All these factors work to pull the player into the story. Now, I’m not saying that a calm opening can’t hook someone just as well, but there needs to be an active force of some kind that sparks the interest of the player/reader/viewer. Proper atmosphere is one excellent way to accomplish this.
I don’t want to say we’re in the age of tutorials…but we’re kind of in the age of tutorials. Video games can get bogged down in “how-to-play” gimmicks, which also makes for sluggish intros.
Not so in Link to the Past. As soon as Link’s uncle heads out the door, you’re thrown head-first into the plot. Sure, you can go talk to soldiers guarding the perimeter and learn gameplay tips from them; but really – as a kid of the 90’s, playing this game for the first time, would you hunt down all those NPC’s and shoot the breeze with them?
Heck naw! You want to find the shortest distance to Hyrule Castle so you can learn more about Zelda’s plight, “how-to-play” tips be hanged! By motivation alone you figure out, okay, picking up weeds is a thing so let’s just look under them for a secret entrance into the palace…
Listen, when given enough incentive, you can figure out any ol’ game mechanics. Let ACTION be your tutorial.
Any Zelda fan by this time knows the franchise drill: get the Master Sword, beat the dungeons, battle some permutation of Ganon(dorf), rescue the princess. I’m of the mind that if it ain’t broke, don’t fix it; and that doesn’t have to mean you need to sacrifice story intrigue.
First off, you share in Link’s own boyish curiosity when he leaves the house after his uncle. You just have to know what’s going to happen to Zelda, and how this Aganihm character figures into the overarching Zelda motif.

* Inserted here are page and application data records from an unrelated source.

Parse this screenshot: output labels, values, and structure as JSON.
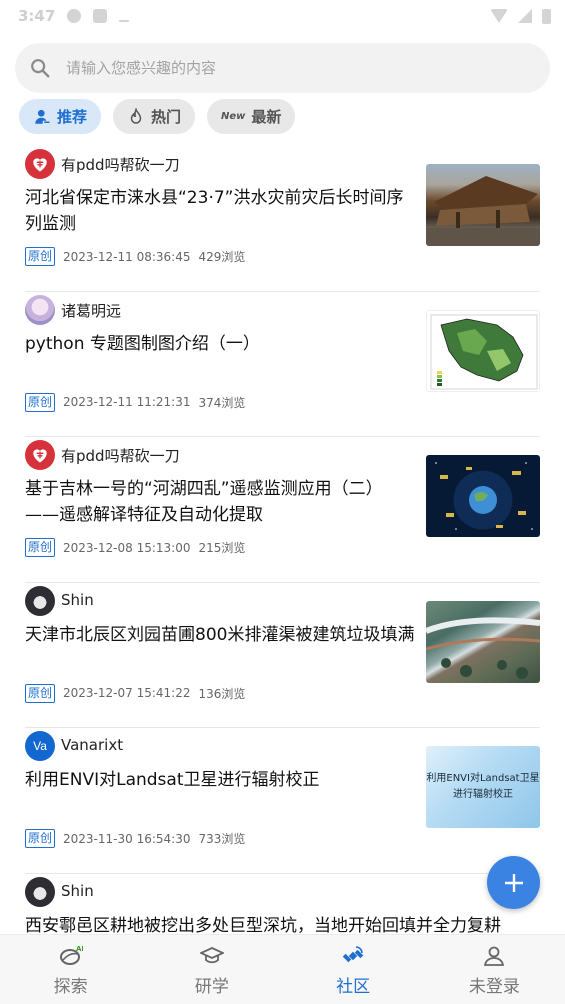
{
  "status_bar": {
    "time": "3:47"
  },
  "search": {
    "placeholder": "请输入您感兴趣的内容"
  },
  "filters": [
    {
      "label": "推荐",
      "icon": "user-icon",
      "active": true
    },
    {
      "label": "热门",
      "icon": "flame-icon",
      "active": false
    },
    {
      "label": "最新",
      "icon": "new-icon",
      "active": false
    }
  ],
  "new_glyph": "New",
  "posts": [
    {
      "author": "有pdd吗帮砍一刀",
      "title": "河北省保定市涞水县“23·7”洪水灾前灾后长时间序列监测",
      "tag": "原创",
      "date": "2023-12-11 08:36:45",
      "views": "429浏览",
      "thumb": "flood-image"
    },
    {
      "author": "诸葛明远",
      "title": "python 专题图制图介绍（一）",
      "tag": "原创",
      "date": "2023-12-11 11:21:31",
      "views": "374浏览",
      "thumb": "map-image"
    },
    {
      "author": "有pdd吗帮砍一刀",
      "title": "基于吉林一号的“河湖四乱”遥感监测应用（二）——遥感解译特征及自动化提取",
      "tag": "原创",
      "date": "2023-12-08 15:13:00",
      "views": "215浏览",
      "thumb": "satellite-space-image"
    },
    {
      "author": "Shin",
      "title": "天津市北辰区刘园苗圃800米排灌渠被建筑垃圾填满",
      "tag": "原创",
      "date": "2023-12-07 15:41:22",
      "views": "136浏览",
      "thumb": "aerial-image"
    },
    {
      "author": "Vanarixt",
      "avatar_text": "Va",
      "title": "利用ENVI对Landsat卫星进行辐射校正",
      "tag": "原创",
      "date": "2023-11-30 16:54:30",
      "views": "733浏览",
      "thumb": "envi-image",
      "thumb_text": "利用ENVI对Landsat卫星进行辐射校正"
    },
    {
      "author": "Shin",
      "title": "西安鄠邑区耕地被挖出多处巨型深坑，当地开始回填并全力复耕"
    }
  ],
  "bottom_nav": [
    {
      "label": "探索",
      "icon": "explore-ai-icon",
      "badge": "AI",
      "active": false
    },
    {
      "label": "研学",
      "icon": "graduation-cap-icon",
      "active": false
    },
    {
      "label": "社区",
      "icon": "satellite-icon",
      "active": true
    },
    {
      "label": "未登录",
      "icon": "user-outline-icon",
      "active": false
    }
  ],
  "colors": {
    "accent": "#1f6fd1",
    "fab": "#3a83e3",
    "chip_active_bg": "#d9e8f8"
  }
}
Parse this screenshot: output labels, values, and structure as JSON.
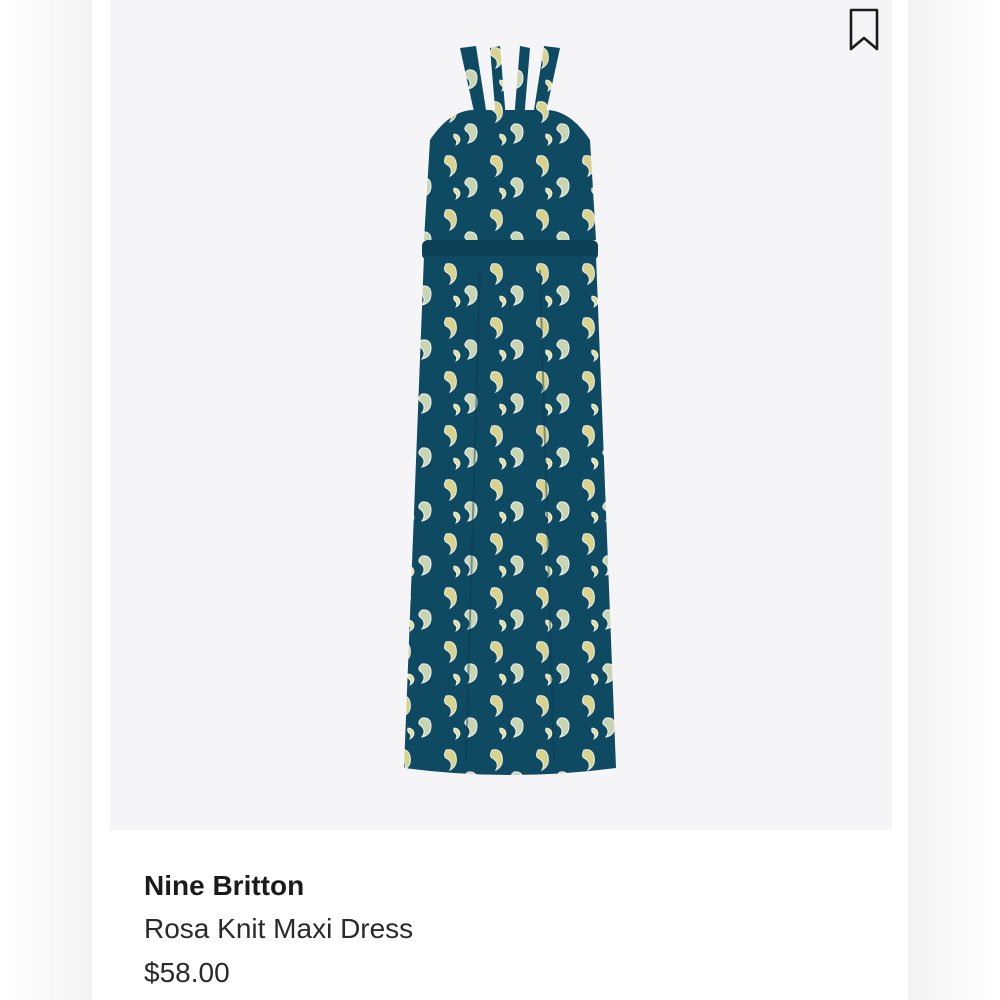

Later, you’re shocked by the sudden death of Link’s uncle. The loss has little emotional weight (we knew him – what – for two minutes?), but it sets the tone that this rescue is no light matter.
This sort of sacrifice can work to propel the narrative – get us interested in the action to follow. What’s going to come next? LttP wastes no time proving it’ll deliver twists and turns to keep you playing. I mean, remember that first time you found out about the Dark World? Maybe you’d never have made it to that amazing plot twist if it weren’t for the game gripping you from the start.
And so begins what I hope will be a fun series! There are plenty more intros to explore in the video game universe. If you have one you’d like to see dissected, feel free to suggest it in the comments below!
The Legend of Zelda franchise is the property of Nintendo. You can play Link to the Past on the Wii, Wii U, or Nintendo 3DS Virtual Console.